1) The 'Enhancer' dial added a nice 'sparkle' to the bass tone via my Markbass combo.

2) Tweeter hiss caused by 'Enhancer' being used (but not really noticeable when you're playing). Very marginally less hiss than the Behringer

3) Neutral output was not quite 12 o'clock (it was 4.5/10 vs 4/10 on the Behringer) - no biggie either way

4) With 'Threshold' set at min (for max overall compression) this managed to cut the volume = -30 on the Keeley scale (max = -50 on the Keeley). The Behringer got to - 25, so the LMB-3 was definitely better at limiting than the BLE 400 but not really causing the Keeley to break into a sweat

Obviously you get a sturdy metal casing with the Boss vs plastic on the Behringer.

Edited by Al Krow

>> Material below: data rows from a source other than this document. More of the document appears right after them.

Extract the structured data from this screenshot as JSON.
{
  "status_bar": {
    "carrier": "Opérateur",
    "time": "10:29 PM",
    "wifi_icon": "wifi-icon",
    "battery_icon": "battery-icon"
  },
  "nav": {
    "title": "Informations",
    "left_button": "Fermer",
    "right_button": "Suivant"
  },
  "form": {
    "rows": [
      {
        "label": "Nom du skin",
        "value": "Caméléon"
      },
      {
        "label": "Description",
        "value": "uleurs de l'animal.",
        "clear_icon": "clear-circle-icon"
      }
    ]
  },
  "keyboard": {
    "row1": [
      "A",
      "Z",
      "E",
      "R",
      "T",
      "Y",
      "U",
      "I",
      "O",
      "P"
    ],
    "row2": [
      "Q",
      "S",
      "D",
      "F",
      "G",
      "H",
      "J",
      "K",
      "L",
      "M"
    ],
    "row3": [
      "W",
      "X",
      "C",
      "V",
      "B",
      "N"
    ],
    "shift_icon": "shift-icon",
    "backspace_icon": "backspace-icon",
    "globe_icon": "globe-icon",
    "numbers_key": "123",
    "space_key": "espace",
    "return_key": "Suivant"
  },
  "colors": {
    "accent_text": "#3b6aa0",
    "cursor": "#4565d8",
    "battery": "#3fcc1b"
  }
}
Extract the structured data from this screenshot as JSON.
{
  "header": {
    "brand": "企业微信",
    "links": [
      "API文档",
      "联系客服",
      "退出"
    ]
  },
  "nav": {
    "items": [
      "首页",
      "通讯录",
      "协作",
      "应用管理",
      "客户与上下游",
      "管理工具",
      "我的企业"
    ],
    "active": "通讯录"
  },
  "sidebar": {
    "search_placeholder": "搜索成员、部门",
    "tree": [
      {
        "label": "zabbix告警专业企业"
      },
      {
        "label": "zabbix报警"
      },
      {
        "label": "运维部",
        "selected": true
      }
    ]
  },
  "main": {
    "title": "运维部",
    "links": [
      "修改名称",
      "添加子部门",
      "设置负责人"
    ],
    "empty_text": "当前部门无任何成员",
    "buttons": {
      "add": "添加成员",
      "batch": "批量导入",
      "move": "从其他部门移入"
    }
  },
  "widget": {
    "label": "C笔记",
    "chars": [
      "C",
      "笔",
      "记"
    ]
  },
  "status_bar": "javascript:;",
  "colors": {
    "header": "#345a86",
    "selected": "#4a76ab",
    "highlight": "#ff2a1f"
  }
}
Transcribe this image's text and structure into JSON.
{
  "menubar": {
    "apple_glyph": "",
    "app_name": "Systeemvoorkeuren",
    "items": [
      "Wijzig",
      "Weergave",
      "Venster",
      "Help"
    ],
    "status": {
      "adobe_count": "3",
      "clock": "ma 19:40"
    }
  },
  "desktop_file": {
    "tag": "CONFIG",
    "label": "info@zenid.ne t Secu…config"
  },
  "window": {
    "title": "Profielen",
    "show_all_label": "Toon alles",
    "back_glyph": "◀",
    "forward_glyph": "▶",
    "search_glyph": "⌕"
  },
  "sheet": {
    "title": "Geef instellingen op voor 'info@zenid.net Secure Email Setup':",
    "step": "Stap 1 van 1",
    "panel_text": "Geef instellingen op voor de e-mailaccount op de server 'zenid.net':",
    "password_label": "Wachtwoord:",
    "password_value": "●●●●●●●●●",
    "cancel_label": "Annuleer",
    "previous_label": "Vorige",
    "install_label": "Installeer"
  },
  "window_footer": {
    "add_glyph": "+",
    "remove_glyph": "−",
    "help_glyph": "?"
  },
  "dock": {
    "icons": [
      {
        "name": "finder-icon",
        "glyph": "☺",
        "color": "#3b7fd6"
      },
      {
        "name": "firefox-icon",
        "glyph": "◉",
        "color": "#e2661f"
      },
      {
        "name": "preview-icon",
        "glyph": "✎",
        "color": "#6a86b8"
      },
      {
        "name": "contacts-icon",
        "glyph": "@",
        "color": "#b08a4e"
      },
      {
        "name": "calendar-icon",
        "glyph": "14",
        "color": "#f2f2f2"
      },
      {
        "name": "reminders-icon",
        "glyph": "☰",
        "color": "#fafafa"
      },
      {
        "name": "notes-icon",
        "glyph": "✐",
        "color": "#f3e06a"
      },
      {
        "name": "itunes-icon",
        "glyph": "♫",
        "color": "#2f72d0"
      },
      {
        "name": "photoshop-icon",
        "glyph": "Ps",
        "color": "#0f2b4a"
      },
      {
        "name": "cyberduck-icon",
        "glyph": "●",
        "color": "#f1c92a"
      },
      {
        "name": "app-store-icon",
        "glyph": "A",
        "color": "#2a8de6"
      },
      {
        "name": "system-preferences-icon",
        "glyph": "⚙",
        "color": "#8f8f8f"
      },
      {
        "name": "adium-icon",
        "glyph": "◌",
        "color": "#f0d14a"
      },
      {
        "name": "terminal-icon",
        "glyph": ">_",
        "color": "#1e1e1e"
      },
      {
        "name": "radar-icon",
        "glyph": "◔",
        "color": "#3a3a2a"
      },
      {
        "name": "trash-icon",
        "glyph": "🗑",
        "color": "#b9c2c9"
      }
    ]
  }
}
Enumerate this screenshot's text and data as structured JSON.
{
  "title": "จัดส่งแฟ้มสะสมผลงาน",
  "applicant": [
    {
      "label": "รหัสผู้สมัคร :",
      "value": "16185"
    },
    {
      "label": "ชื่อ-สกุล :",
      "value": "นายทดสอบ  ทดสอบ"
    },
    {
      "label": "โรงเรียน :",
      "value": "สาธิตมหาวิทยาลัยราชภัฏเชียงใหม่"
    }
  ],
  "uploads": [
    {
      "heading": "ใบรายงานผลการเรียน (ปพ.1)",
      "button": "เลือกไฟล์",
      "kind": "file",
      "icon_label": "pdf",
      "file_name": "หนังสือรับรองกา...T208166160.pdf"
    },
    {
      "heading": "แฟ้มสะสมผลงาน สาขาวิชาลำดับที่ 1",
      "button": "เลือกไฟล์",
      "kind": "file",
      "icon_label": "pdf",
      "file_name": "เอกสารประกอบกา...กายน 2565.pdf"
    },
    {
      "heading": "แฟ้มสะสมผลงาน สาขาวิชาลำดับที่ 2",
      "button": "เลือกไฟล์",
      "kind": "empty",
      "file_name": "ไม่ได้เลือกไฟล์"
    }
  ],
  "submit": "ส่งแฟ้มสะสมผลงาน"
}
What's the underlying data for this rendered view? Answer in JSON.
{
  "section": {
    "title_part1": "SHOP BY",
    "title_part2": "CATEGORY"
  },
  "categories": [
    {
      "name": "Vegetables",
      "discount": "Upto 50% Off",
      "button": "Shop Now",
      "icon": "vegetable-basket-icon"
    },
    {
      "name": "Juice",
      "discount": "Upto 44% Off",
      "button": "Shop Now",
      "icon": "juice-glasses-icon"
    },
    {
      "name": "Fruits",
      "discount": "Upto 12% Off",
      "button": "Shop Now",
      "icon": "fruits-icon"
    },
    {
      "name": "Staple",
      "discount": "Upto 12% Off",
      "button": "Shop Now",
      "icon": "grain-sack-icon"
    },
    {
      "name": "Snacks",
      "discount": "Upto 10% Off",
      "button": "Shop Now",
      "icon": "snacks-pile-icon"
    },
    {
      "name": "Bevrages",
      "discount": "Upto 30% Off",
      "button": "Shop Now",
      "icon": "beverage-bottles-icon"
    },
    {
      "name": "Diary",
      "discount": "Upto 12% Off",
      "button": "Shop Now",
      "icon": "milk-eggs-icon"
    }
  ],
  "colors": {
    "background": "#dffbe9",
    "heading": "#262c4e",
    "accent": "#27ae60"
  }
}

Share this post


Link to post
Share on other sites
Posted (edited)

Summary

Well it seems to me that in terms of being an 'effective' Limiter there is a definite correlation between price and quality, so you pays your money and takes your choice:

Best Limiter - Keeley Bassist

Runner up - Boss LMB-3

Third (but not far behind the Boss) - Behringer BLE 400

Last (by some margin) - Zoom MS-60B limiter sim

Edited by Al Krow

Share this post


Link to post
Share on other sites

I've managed to move on my LMB3 already and am due to post it tomorrow. Before it's gone I thought I'd get some recordings done with it in different compression and limiter settings.

1. LMB3-I in clean by-pass

 

LMB3-I.WAV

Share this post


Link to post
Share on other sites

5. LMB-V with max compression, threshold at MIN

As you'll probably all be familiar the Threshold control sets a volume threshold BELOW which no compression occurs; so when Threshold is set on MIN everything above this min threshold is being compressed and when combined with compression at max ratio you're getting the pedal working 'hardest' to limit the signal.

You can hear that the overall output has been more compressed with this setting - this the LMB3 in it's max limiter mode.

 

LMB3-V.JPG

LMB3-V.WAV

Share this post


Link to post
Share on other sites

Just for completeness. Here's the Keeley with compression on max and threshold at -35.

I used -35 as anything lower than this was not triggering the automatic recording on my Boss RC-30 when I started the looped bass line! (The same looped signal was used throughout to ensure a very uniform input signal for comparison purposes).

Bear in mind that the Keeley has a min threshold of -60 at which point the signal is virtually inaudible. 

The Keeley is in a different league in it's ability to limit and for me more than justifies the price differential over the LMB3. It's the one that will be staying on my board.

Keeley (on -35).WAV

Keeley (-35 Thrsh).JPG

Share this post


Link to post
Share on other sites

The ratio on the LMB-3 can squash your sound too much.  I have the LMB-3 permanently on, but very subtle.

level - 12 o clock

enhance - 9 o clock (any more and it's too much hiss)

ratio - 9 o clock (subtle compression only)

Threshold - 3 o clock

If a pedal doesn't sound good I won't use it, but on these setting, I honestly think there is a subtle improvement.  The enhance circuit is lethal though - it does make the bass sound good, but there's too much hiss when you're not playing and it sucks the life out of the bass when mixed with drums and guitars. 

Share this post


Link to post
Share on other sites

Create an account or sign in to comment

You need to be a member in order to leave a comment

Create an account

Sign up for a new account in our community. It's easy!

Register a new account

Sign in

Already have an account? Sign in here.

Sign In Now

  • Recently Browsing   0 members

    No registered users viewing this page.

×